The NFL rocked the professional sports world by hammering quarterback Tom Brady and the New England Patriots with stiff punishments for their roles in the Deflategate scandal. Brady received a four-game suspension, and the Patriots were docked $1 million and a first round draft pick in 2016 and a fourth rounder in 2017. Brady has already appealed his suspension, and in a somewhat surprising development, NFL Commissioner Roger Goodell will be the one hearing the 37-year-old quarterback’s appeal. As of now, Goodell appears to be wavering between cutting a deal with the quarterback and standing by his original ruling.

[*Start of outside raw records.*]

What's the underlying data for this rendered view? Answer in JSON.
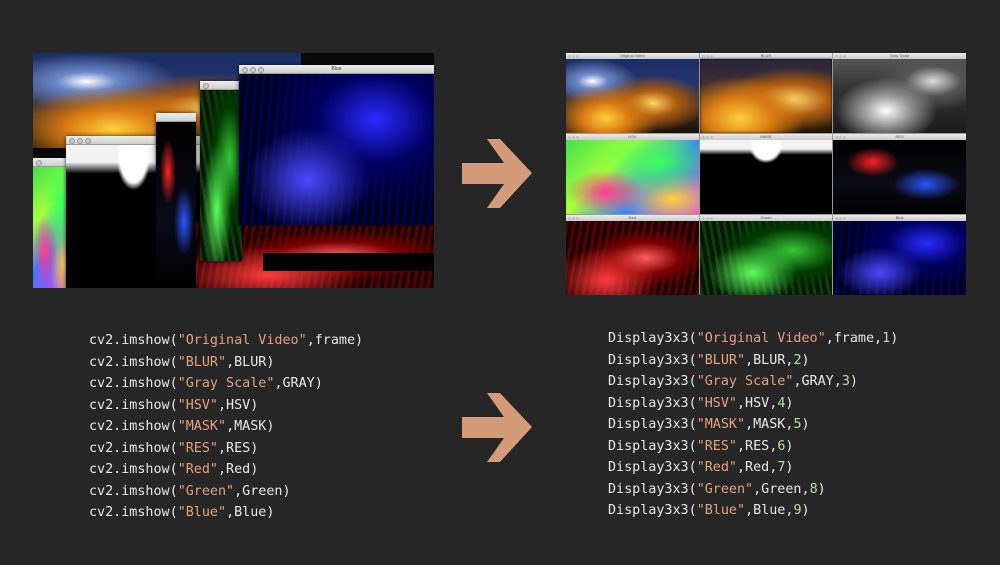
{
  "colors": {
    "background": "#262626",
    "arrow": "#d49b7a",
    "string": "#e6a37f",
    "number": "#b4e0a0",
    "code_text": "#e8e8e8"
  },
  "left_windows": [
    {
      "id": "orig",
      "title": "",
      "style": "city-orig"
    },
    {
      "id": "hsv",
      "title": "",
      "style": "city-hsv"
    },
    {
      "id": "mask",
      "title": "",
      "style": "city-mask"
    },
    {
      "id": "res",
      "title": "",
      "style": "city-res"
    },
    {
      "id": "red",
      "title": "",
      "style": "city-red"
    },
    {
      "id": "green",
      "title": "",
      "style": "city-green"
    },
    {
      "id": "blue",
      "title": "Blue",
      "style": "city-blue"
    }
  ],
  "grid_windows": [
    {
      "title": "Original Video",
      "style": "city-orig"
    },
    {
      "title": "BLUR",
      "style": "city-blur"
    },
    {
      "title": "Gray Scale",
      "style": "city-gray"
    },
    {
      "title": "HSV",
      "style": "city-hsv"
    },
    {
      "title": "MASK",
      "style": "city-mask"
    },
    {
      "title": "RES",
      "style": "city-res"
    },
    {
      "title": "Red",
      "style": "city-red"
    },
    {
      "title": "Green",
      "style": "city-green"
    },
    {
      "title": "Blue",
      "style": "city-blue"
    }
  ],
  "arrows": [
    "right-arrow-icon",
    "right-arrow-icon"
  ],
  "left_code": [
    {
      "fn": "cv2.imshow(",
      "label": "\"Original Video\"",
      "rest": ",frame)"
    },
    {
      "fn": "cv2.imshow(",
      "label": "\"BLUR\"",
      "rest": ",BLUR)"
    },
    {
      "fn": "cv2.imshow(",
      "label": "\"Gray Scale\"",
      "rest": ",GRAY)"
    },
    {
      "fn": "cv2.imshow(",
      "label": "\"HSV\"",
      "rest": ",HSV)"
    },
    {
      "fn": "cv2.imshow(",
      "label": "\"MASK\"",
      "rest": ",MASK)"
    },
    {
      "fn": "cv2.imshow(",
      "label": "\"RES\"",
      "rest": ",RES)"
    },
    {
      "fn": "cv2.imshow(",
      "label": "\"Red\"",
      "rest": ",Red)"
    },
    {
      "fn": "cv2.imshow(",
      "label": "\"Green\"",
      "rest": ",Green)"
    },
    {
      "fn": "cv2.imshow(",
      "label": "\"Blue\"",
      "rest": ",Blue)"
    }
  ],
  "right_code": [
    {
      "fn": "Display3x3(",
      "label": "\"Original Video\"",
      "var": ",frame,",
      "num": "1",
      "end": ")"
    },
    {
      "fn": "Display3x3(",
      "label": "\"BLUR\"",
      "var": ",BLUR,",
      "num": "2",
      "end": ")"
    },
    {
      "fn": "Display3x3(",
      "label": "\"Gray Scale\"",
      "var": ",GRAY,",
      "num": "3",
      "end": ")"
    },
    {
      "fn": "Display3x3(",
      "label": "\"HSV\"",
      "var": ",HSV,",
      "num": "4",
      "end": ")"
    },
    {
      "fn": "Display3x3(",
      "label": "\"MASK\"",
      "var": ",MASK,",
      "num": "5",
      "end": ")"
    },
    {
      "fn": "Display3x3(",
      "label": "\"RES\"",
      "var": ",RES,",
      "num": "6",
      "end": ")"
    },
    {
      "fn": "Display3x3(",
      "label": "\"Red\"",
      "var": ",Red,",
      "num": "7",
      "end": ")"
    },
    {
      "fn": "Display3x3(",
      "label": "\"Green\"",
      "var": ",Green,",
      "num": "8",
      "end": ")"
    },
    {
      "fn": "Display3x3(",
      "label": "\"Blue\"",
      "var": ",Blue,",
      "num": "9",
      "end": ")"
    }
  ]
}
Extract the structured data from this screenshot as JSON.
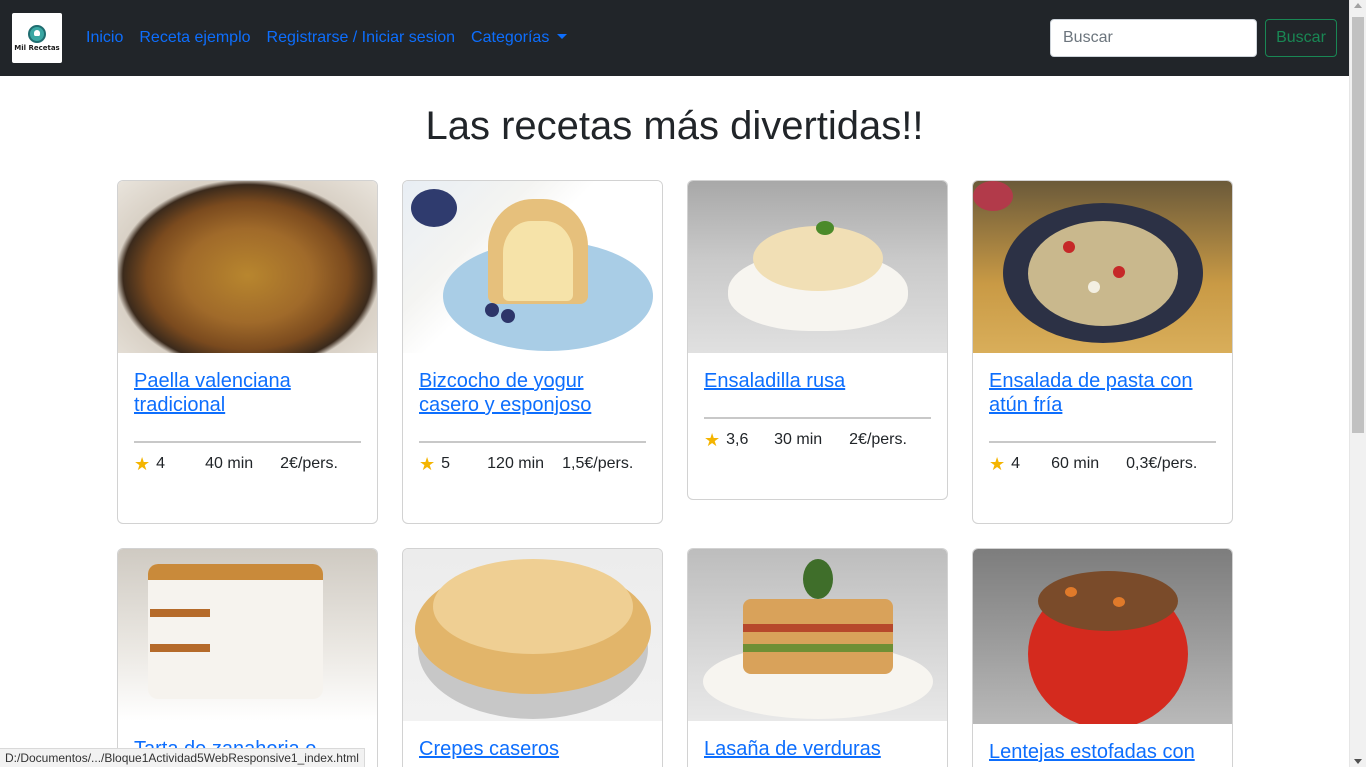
{
  "navbar": {
    "logo_text": "Mil Recetas",
    "links": [
      "Inicio",
      "Receta ejemplo",
      "Registrarse / Iniciar sesion",
      "Categorías"
    ],
    "search_placeholder": "Buscar",
    "search_button": "Buscar"
  },
  "title": "Las recetas más divertidas!!",
  "recipes": [
    {
      "name": "Paella valenciana tradicional",
      "rating": "4",
      "time": "40 min",
      "price": "2€/pers."
    },
    {
      "name": "Bizcocho de yogur casero y esponjoso",
      "rating": "5",
      "time": "120 min",
      "price": "1,5€/pers."
    },
    {
      "name": "Ensaladilla rusa",
      "rating": "3,6",
      "time": "30 min",
      "price": "2€/pers."
    },
    {
      "name": "Ensalada de pasta con atún fría",
      "rating": "4",
      "time": "60 min",
      "price": "0,3€/pers."
    },
    {
      "name": "Tarta de zanahoria o"
    },
    {
      "name": "Crepes caseros"
    },
    {
      "name": "Lasaña de verduras"
    },
    {
      "name": "Lentejas estofadas con"
    }
  ],
  "status_bar": "D:/Documentos/.../Bloque1Actividad5WebResponsive1_index.html",
  "colors": {
    "navbar_bg": "#212529",
    "link": "#0d6efd",
    "button_outline": "#198754",
    "star": "#f4b400"
  }
}
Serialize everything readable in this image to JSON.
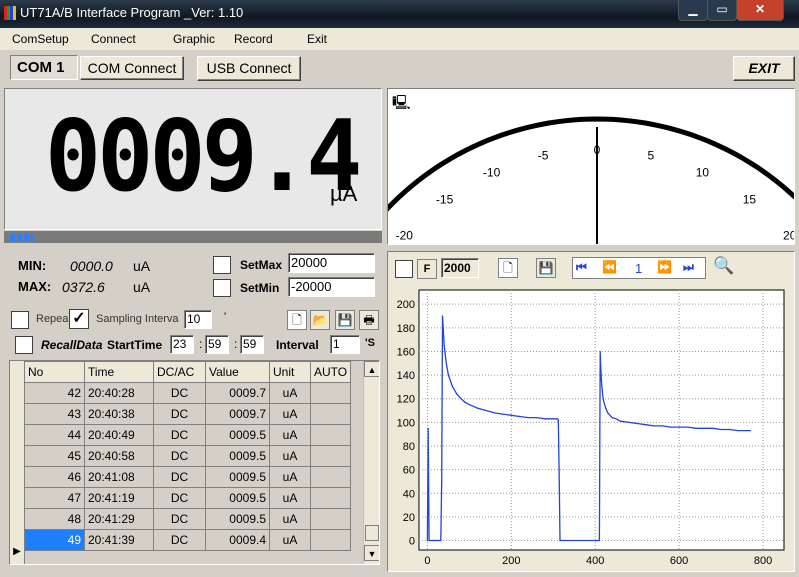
{
  "window": {
    "title": "UT71A/B Interface Program _Ver: 1.10"
  },
  "menu": [
    "ComSetup",
    "Connect",
    "Graphic",
    "Record",
    "Exit"
  ],
  "toolbar": {
    "com_label": "COM 1",
    "com_connect": "COM Connect",
    "usb_connect": "USB Connect",
    "exit": "EXIT"
  },
  "display": {
    "value": "0009.4",
    "unit": "µA"
  },
  "stats": {
    "min_label": "MIN:",
    "min_value": "0000.0",
    "min_unit": "uA",
    "max_label": "MAX:",
    "max_value": "0372.6",
    "max_unit": "uA",
    "setmax_label": "SetMax",
    "setmax_value": "20000",
    "setmin_label": "SetMin",
    "setmin_value": "-20000"
  },
  "record": {
    "repeat_label": "Repea",
    "sampling_label": "Sampling Interva",
    "sampling_value": "10",
    "sampling_unit": "'",
    "recall_label": "RecallData",
    "start_label": "StartTime",
    "start_h": "23",
    "start_m": "59",
    "start_s": "59",
    "interval_label": "Interval",
    "interval_value": "1",
    "interval_unit": "'S"
  },
  "table": {
    "headers": [
      "No",
      "Time",
      "DC/AC",
      "Value",
      "Unit",
      "AUTO"
    ],
    "rows": [
      [
        "42",
        "20:40:28",
        "DC",
        "0009.7",
        "uA",
        ""
      ],
      [
        "43",
        "20:40:38",
        "DC",
        "0009.7",
        "uA",
        ""
      ],
      [
        "44",
        "20:40:49",
        "DC",
        "0009.5",
        "uA",
        ""
      ],
      [
        "45",
        "20:40:58",
        "DC",
        "0009.5",
        "uA",
        ""
      ],
      [
        "46",
        "20:41:08",
        "DC",
        "0009.5",
        "uA",
        ""
      ],
      [
        "47",
        "20:41:19",
        "DC",
        "0009.5",
        "uA",
        ""
      ],
      [
        "48",
        "20:41:29",
        "DC",
        "0009.5",
        "uA",
        ""
      ],
      [
        "49",
        "20:41:39",
        "DC",
        "0009.4",
        "uA",
        ""
      ]
    ]
  },
  "meter": {
    "ticks": [
      "-20",
      "-15",
      "-10",
      "-5",
      "0",
      "5",
      "10",
      "15",
      "20"
    ],
    "needle_value": 0
  },
  "graph_toolbar": {
    "points": "2000",
    "page": "1"
  },
  "chart_data": {
    "type": "line",
    "x_ticks": [
      "0",
      "200",
      "400",
      "600",
      "800"
    ],
    "y_ticks": [
      "0",
      "20",
      "40",
      "60",
      "80",
      "100",
      "120",
      "140",
      "160",
      "180",
      "200"
    ],
    "xlim": [
      -20,
      850
    ],
    "ylim": [
      -8,
      212
    ],
    "grid": true,
    "color": "#2244dd",
    "x": [
      0,
      2,
      4,
      6,
      8,
      10,
      12,
      14,
      16,
      18,
      20,
      22,
      24,
      26,
      28,
      30,
      32,
      34,
      36,
      40,
      45,
      50,
      60,
      70,
      80,
      90,
      100,
      120,
      140,
      160,
      180,
      200,
      220,
      240,
      260,
      280,
      300,
      310,
      312,
      314,
      316,
      318,
      320,
      330,
      340,
      350,
      360,
      370,
      380,
      390,
      400,
      410,
      412,
      414,
      416,
      418,
      420,
      425,
      430,
      440,
      450,
      460,
      480,
      500,
      520,
      540,
      560,
      580,
      600,
      620,
      640,
      660,
      680,
      700,
      720,
      740,
      760,
      770
    ],
    "y": [
      0,
      95,
      0,
      0,
      0,
      0,
      0,
      0,
      0,
      0,
      0,
      0,
      0,
      0,
      0,
      0,
      0,
      50,
      190,
      165,
      150,
      140,
      130,
      124,
      120,
      117,
      115,
      112,
      110,
      108,
      107,
      106,
      105,
      104,
      104,
      103,
      103,
      103,
      102,
      60,
      0,
      0,
      0,
      0,
      0,
      0,
      0,
      0,
      0,
      0,
      0,
      0,
      160,
      140,
      130,
      122,
      118,
      112,
      108,
      104,
      103,
      101,
      100,
      99,
      98,
      97,
      97,
      96,
      96,
      96,
      95,
      95,
      95,
      94,
      94,
      93,
      93,
      93
    ]
  }
}
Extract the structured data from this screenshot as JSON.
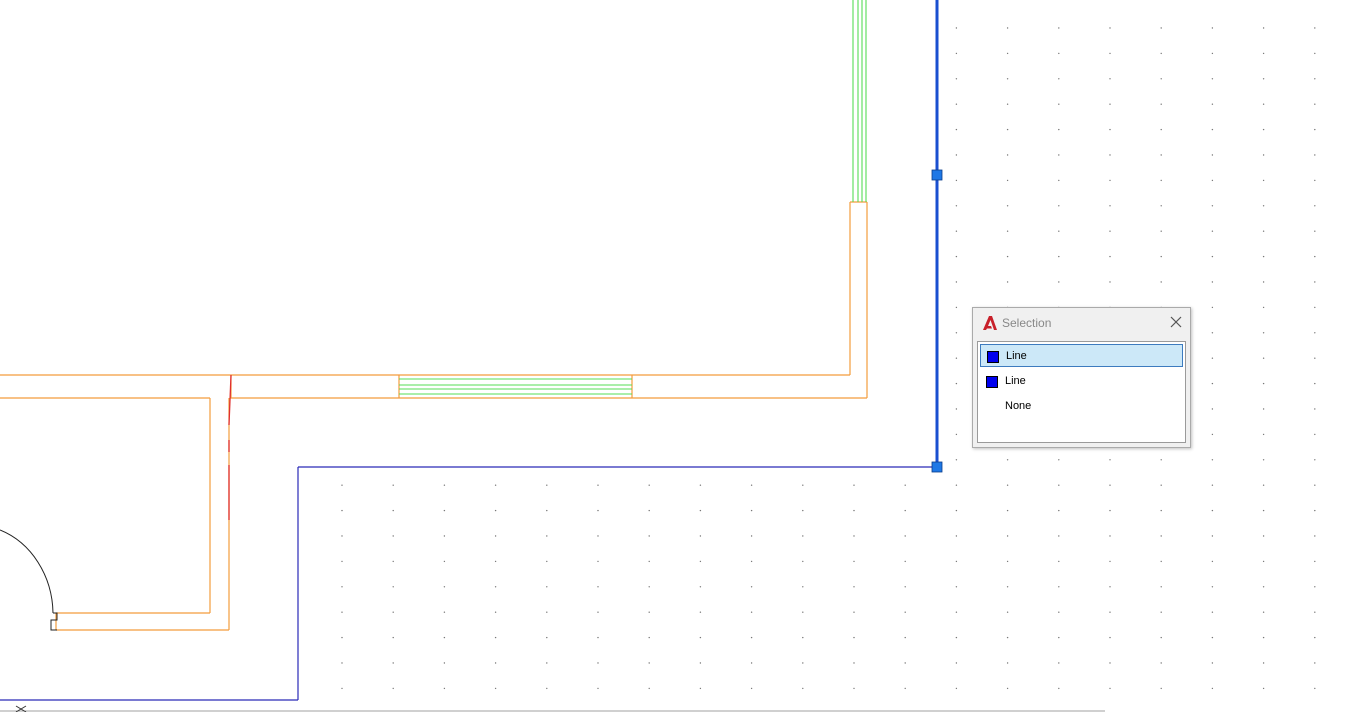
{
  "selection_popup": {
    "title": "Selection",
    "logo_icon": "autocad-logo-icon",
    "close_icon": "close-icon",
    "items": [
      {
        "label": "Line",
        "swatch_color": "#0000ee",
        "selected": true
      },
      {
        "label": "Line",
        "swatch_color": "#0000ee",
        "selected": false
      },
      {
        "label": "None",
        "swatch_color": null,
        "selected": false
      }
    ]
  },
  "canvas": {
    "background": "#ffffff",
    "grid_dots": true,
    "colors": {
      "wall_orange": "#f39c3c",
      "window_green": "#55dd55",
      "selected_line": "#1a4fd0",
      "boundary_blue": "#2a2ab8",
      "grip": "#1e78e6",
      "red_line": "#e03030",
      "door_arc": "#222222",
      "grid_dot": "#777777"
    }
  }
}
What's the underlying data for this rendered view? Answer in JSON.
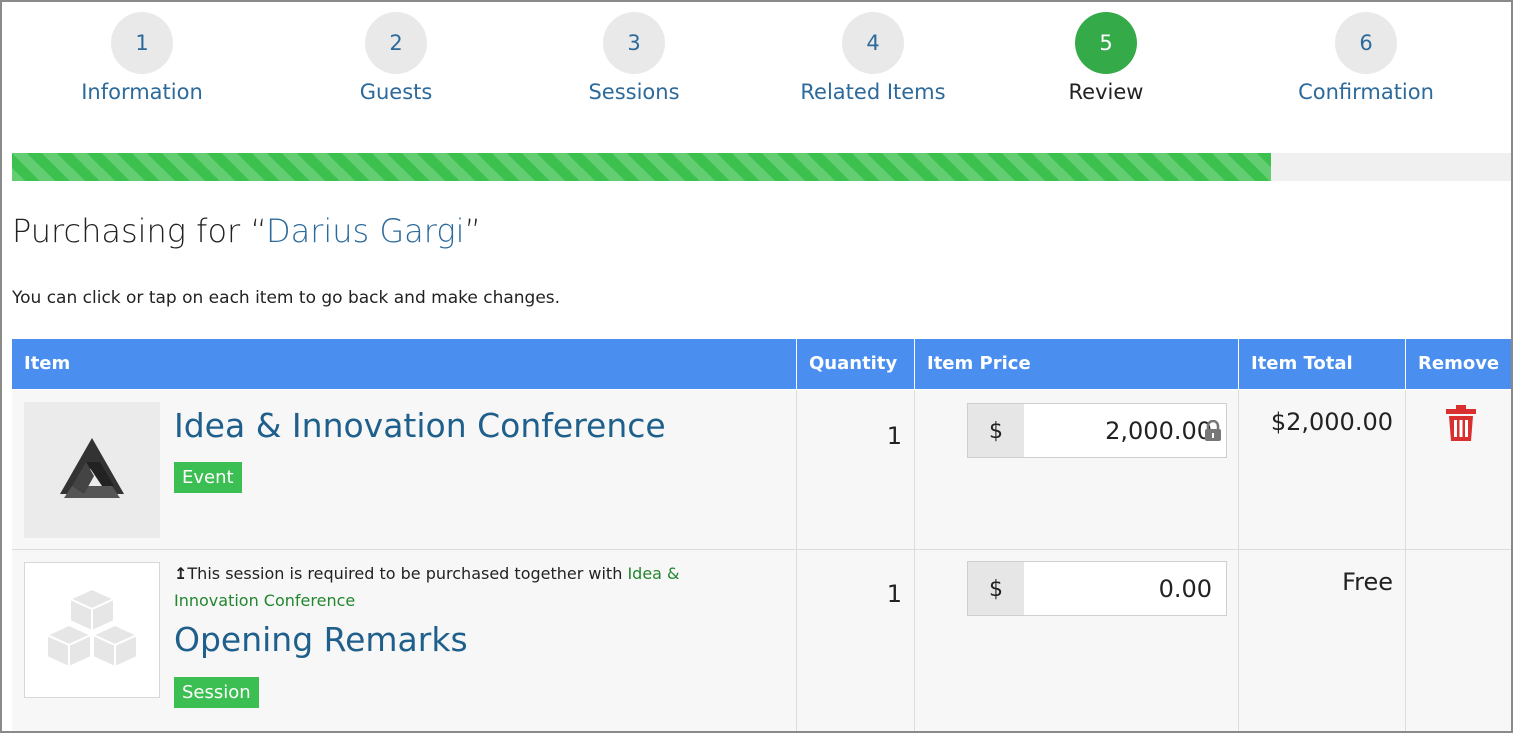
{
  "steps": [
    {
      "number": "1",
      "label": "Information"
    },
    {
      "number": "2",
      "label": "Guests"
    },
    {
      "number": "3",
      "label": "Sessions"
    },
    {
      "number": "4",
      "label": "Related Items"
    },
    {
      "number": "5",
      "label": "Review",
      "active": true
    },
    {
      "number": "6",
      "label": "Confirmation"
    }
  ],
  "progress": {
    "percent": 84
  },
  "header": {
    "prefix": "Purchasing for “",
    "name": "Darius Gargi",
    "suffix": "”",
    "instructions": "You can click or tap on each item to go back and make changes."
  },
  "table": {
    "columns": {
      "item": "Item",
      "quantity": "Quantity",
      "price": "Item Price",
      "total": "Item Total",
      "remove": "Remove"
    },
    "rows": [
      {
        "name": "Idea & Innovation Conference",
        "badge": "Event",
        "quantity": "1",
        "currency": "$",
        "price": "2,000.00",
        "total": "$2,000.00",
        "thumb_icon": "logo-icon"
      },
      {
        "note_icon": "↥",
        "note": "This session is required to be purchased together with ",
        "note_link": "Idea & Innovation Conference",
        "name": "Opening Remarks",
        "badge": "Session",
        "quantity": "1",
        "currency": "$",
        "price": "0.00",
        "total": "Free",
        "thumb_icon": "boxes-icon"
      }
    ]
  },
  "colors": {
    "accent": "#4a8ff0",
    "active_step": "#35aa49",
    "badge": "#3cbf52",
    "link": "#2c6a9c",
    "remove": "#d9302f"
  }
}
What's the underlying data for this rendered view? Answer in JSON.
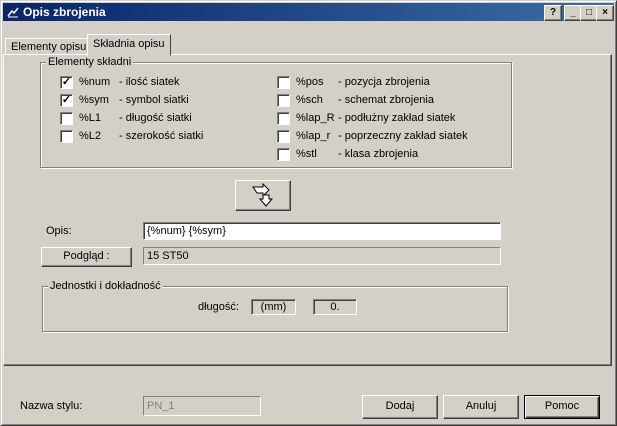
{
  "window": {
    "title": "Opis zbrojenia"
  },
  "title_buttons": {
    "help": "?",
    "minimize": "_",
    "maximize": "□",
    "close": "×"
  },
  "tabs": [
    {
      "label": "Elementy opisu",
      "active": false
    },
    {
      "label": "Składnia opisu",
      "active": true
    }
  ],
  "elements_group": {
    "title": "Elementy składni",
    "left": [
      {
        "code": "%num",
        "desc": "- ilość siatek",
        "checked": true
      },
      {
        "code": "%sym",
        "desc": "- symbol siatki",
        "checked": true
      },
      {
        "code": "%L1",
        "desc": "- długość siatki",
        "checked": false
      },
      {
        "code": "%L2",
        "desc": "- szerokość siatki",
        "checked": false
      }
    ],
    "right": [
      {
        "code": "%pos",
        "desc": "- pozycja zbrojenia",
        "checked": false
      },
      {
        "code": "%sch",
        "desc": "- schemat zbrojenia",
        "checked": false
      },
      {
        "code": "%lap_R",
        "desc": "- podłużny zakład siatek",
        "checked": false
      },
      {
        "code": "%lap_r",
        "desc": "- poprzeczny zakład siatek",
        "checked": false
      },
      {
        "code": "%stl",
        "desc": "- klasa zbrojenia",
        "checked": false
      }
    ]
  },
  "opis": {
    "label": "Opis:",
    "value": "{%num} {%sym}"
  },
  "preview": {
    "button_label": "Podgląd :",
    "value": "15 ST50"
  },
  "units_group": {
    "title": "Jednostki i dokładność",
    "length_label": "długość:",
    "unit_value": "(mm)",
    "precision_value": "0."
  },
  "footer": {
    "style_label": "Nazwa stylu:",
    "style_value": "PN_1",
    "buttons": {
      "add": "Dodaj",
      "cancel": "Anuluj",
      "help": "Pomoc"
    }
  },
  "colors": {
    "titlebar_start": "#0a246a",
    "titlebar_end": "#3a6ea5",
    "face": "#d4d0c8"
  }
}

The Deflategate punishments have been the talk of the sports world since they were announced, and nearly everybody in the country from fellow professional athletes to sports media personalities to casual fans has expressed a clear-cut opinion on how the rulings affect Brady’s legacy as arguably the greatest quarterback to ever play in the NFL. The overwhelming majority of people who have spoken out about the situation believe that Deflategate will negatively affect Brady’s legacy, but at the same time, most of those same people still believe that his infraction had little to no impact on the outcome of the game in question. Additionally, very few people have argued that Brady is anything other than a first ballot Hall of Famer. However, there are several individuals who firmly believe that Brady knowingly compromised the integrity of the game and that all of his records and accomplishments should have an asterisk next to them. The sheer mention of the word asterisk brings to mind one former professional athlete in particular – Barry Bonds.
Bonds holds the Major League Baseball records for most home runs in a single season (73), and most home runs in a career (762), but the seven-time National League MVP is also the face of the steroid-era in professional baseball. Based on statistics and accomplishments alone, Bonds would have been a slam-dunk, first-ballot Hall of Fame inductee. As it stands, Bonds has still yet to be elected in his three years of eligibility and in 2015, the 14-time All-Star received only 36.8% of the vote.
While it is true that using performance enhancing drugs and altering the footballs used on gameday both compromise the integrity of professional sports, comparing the two is completely unfair and unjust. Both Bonds and Brady were/are good enough to be Hall of Fame caliber players in their respective sports without bending the rules, and in an interesting side note, both athletes attended Junipero Serra High School in San Mateo, Calif. At the end of the day, the competitive advantages Bonds gained by using steroids significantly out-weigh the competitive advantages Brady gained by using slightly deflated footballs. Proof of this can be found in the fact that when the league adjusted the under-inflated footballs in question for the second half of last season’s AFC Championship Game, Brady and the Patriots still went out and outscored the Indianapolis Colts 28-0.
In our opinion, a better comparison for Brady would be George Brett. The former Kansas City Royal and 1999 National Baseball Hall of Fame inductee may be best known for being the guy who hit the “pine tar home run.” Like Brady’s infraction, Brett’s rules violation was minor and provided the Royals with little-to-no competitive advantage.
The fact of the matter is that the Patriots could have beaten most teams in the NFL in 2014 playing with anything from a rugby ball to a Nerf football. While Brady’s public image and legacy may have taken a slight hit, there is no reason to compare him to baseball biggest villain, Barry Bonds.